  • Encourage students to text or email Careers New Zealand and ask for information on a particular industry, occupation or course of study.

School-wide activities

A wide range of activities will take place in your school during the year. Consider how you can incorporate career education into them. Event examples are:

  • sports events
  • school fundraising
  • community events
  • Matariki
  • kapa haka
  • career expos.

Classroom discussion points

Take five minutes at the end of a lesson to have a discussion about careers, or set homework on a careers topic. Questions you could ask include:

  • Which jobs can be related to mathematics and statistics?
  • Which jobs require a high level of mathematics and/or statistics? Which have low-level requirements? Why?
  • Who could you talk to if you wanted to find out about becoming a...?
  • Do civil engineers need good measurement skills? Why? Why not? (You can use other occupations for this exercise.)
  • Why do tradespeople need mathematics?
  • Why is an industrial designer similar to a property valuer? (You can use other occupation combinations.)

Planning questions

  • What occupations link to my subject? Do I know anyone involved in these occupations who I could invite to visit students as part of my teaching programme?
  • What research topics could my students cover that would help them explore mathematics and statistics-related careers?
  • What mediums can I use? What resources are out there for me?
  • What unit standards could I cover using careers-related material?
  • How can I make the most of my school’s careers adviser?
  • How can I make sure that I am being inclusive of Māori and Pasifika world views?

Teacher reflection questions

A worker looks at financial data on screen

Consider how skills gained in mathematics and statistics can be used in the workplace

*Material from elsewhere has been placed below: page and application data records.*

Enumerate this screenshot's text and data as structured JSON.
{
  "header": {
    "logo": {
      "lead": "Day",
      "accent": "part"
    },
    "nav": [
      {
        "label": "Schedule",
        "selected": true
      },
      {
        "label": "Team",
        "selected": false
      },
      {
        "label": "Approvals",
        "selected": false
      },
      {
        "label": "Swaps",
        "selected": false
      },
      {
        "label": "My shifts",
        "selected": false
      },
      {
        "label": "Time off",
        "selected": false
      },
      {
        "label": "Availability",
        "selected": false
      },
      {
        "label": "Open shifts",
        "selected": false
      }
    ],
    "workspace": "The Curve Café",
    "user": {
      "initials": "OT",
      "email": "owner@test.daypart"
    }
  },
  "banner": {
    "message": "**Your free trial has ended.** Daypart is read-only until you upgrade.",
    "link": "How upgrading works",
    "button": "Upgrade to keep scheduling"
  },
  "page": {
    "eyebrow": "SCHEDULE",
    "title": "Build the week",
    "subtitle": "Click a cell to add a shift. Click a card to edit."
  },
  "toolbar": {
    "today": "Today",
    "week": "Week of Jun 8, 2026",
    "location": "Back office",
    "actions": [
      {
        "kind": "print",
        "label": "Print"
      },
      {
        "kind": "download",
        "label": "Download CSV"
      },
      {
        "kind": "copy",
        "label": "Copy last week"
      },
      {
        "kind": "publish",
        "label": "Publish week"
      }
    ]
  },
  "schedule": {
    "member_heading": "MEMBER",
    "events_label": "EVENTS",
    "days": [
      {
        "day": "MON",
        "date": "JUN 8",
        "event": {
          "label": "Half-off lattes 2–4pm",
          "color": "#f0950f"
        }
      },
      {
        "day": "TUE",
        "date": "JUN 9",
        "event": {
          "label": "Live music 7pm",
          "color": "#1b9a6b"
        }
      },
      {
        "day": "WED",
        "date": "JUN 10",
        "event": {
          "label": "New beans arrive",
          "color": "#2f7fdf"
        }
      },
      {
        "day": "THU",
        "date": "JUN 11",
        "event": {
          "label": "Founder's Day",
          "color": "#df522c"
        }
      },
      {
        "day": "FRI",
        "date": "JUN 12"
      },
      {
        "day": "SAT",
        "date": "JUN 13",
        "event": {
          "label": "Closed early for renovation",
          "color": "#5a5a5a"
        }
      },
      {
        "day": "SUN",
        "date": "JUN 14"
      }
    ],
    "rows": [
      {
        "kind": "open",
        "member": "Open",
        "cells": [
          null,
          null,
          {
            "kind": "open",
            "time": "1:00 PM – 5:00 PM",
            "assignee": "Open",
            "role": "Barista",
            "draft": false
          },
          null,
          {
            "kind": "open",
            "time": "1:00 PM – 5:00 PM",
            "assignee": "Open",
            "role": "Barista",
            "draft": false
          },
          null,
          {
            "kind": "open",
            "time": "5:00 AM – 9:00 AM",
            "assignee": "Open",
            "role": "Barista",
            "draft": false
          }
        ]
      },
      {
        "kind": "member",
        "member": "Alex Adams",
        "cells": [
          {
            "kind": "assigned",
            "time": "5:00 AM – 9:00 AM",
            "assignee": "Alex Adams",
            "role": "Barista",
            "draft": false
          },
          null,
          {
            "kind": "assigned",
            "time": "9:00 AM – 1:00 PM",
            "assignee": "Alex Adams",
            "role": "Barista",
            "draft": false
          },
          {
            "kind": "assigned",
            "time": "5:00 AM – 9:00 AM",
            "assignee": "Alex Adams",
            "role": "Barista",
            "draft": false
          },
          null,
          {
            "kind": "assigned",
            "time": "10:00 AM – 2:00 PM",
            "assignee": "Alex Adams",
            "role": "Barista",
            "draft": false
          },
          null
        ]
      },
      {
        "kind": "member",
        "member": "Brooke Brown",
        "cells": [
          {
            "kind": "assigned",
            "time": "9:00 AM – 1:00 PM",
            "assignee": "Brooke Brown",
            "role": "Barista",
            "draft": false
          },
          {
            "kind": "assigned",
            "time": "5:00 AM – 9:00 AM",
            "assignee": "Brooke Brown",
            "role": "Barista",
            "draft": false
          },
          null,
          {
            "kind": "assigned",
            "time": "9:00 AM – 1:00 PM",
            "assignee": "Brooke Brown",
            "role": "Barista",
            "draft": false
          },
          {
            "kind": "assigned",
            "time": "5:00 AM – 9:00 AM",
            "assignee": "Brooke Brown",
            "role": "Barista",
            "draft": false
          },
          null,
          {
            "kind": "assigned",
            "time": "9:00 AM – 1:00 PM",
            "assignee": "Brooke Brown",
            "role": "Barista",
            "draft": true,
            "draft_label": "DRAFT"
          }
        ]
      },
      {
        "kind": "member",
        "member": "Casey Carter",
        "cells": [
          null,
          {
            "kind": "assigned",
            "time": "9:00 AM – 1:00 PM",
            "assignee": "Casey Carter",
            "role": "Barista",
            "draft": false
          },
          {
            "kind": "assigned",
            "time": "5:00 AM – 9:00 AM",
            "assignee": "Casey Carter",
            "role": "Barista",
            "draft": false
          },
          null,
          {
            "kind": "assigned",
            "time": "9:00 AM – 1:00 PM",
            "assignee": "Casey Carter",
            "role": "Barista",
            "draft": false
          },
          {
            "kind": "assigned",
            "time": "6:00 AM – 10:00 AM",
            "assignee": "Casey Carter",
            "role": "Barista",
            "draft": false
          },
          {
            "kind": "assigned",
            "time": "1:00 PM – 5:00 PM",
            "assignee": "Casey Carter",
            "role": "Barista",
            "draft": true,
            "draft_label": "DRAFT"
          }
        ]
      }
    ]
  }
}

  • Do I know what my students' career aspirations are?
  • Do I have an up-to-date understanding of the importance and use of the skills I teach in mathematics and statistics in the workplace? If not, how could I brush up on that knowledge?
  • Do I have support from senior management? How can I get this?
  • What combination of subjects are my students taking? What is their rationale for this? How can I better help my Year 10 students during subject choice time?
  • Am I encouraging students to reflect on the relevance of their learning to their options after they leave school?
  • Have my students set clear goals? What other skills do they need to develop on top of mathematics and statistics for them to achieve their goals?
  • How can I make the most of school events such as parent evenings?
  • What do parents know about career pathways related to mathematics and statistics? How could I help parents improve their understanding of this?
  • Is my school using The Real Game with junior classes? How can I utilise the mathematics component of this?
  • What mathematics activities can I incorporate with careers expos?

Linking career education to the mathematics and statistics curriculum

Here are some of the objectives from the mathematics and statistics curriculum that can be related to career education.

Level 4

Patterns and relationships

Generalise properties of multiplication and division with whole numbers. Use graphs, tables and rules to describe linear relationships found in numbers and spatial patterns.

Level 5

Geometry and measurement

Select and use appropriate metric units for length, area, volume and capacity, weight (mass), temperature, angle, and time, with awareness that measurements are approximate.

Level 6

Statistical literacy

Evaluate statistical reports in the media by relating the displays, statistics, processes and probabilities used to the claims made.

Level 8

Statistical investigation

Make inferences from surveys and experiments: determining estimates and confidence intervals for means, proportions, and differences, recognizing the relevance of the central limit theorem.

Updated 16 Jul 2024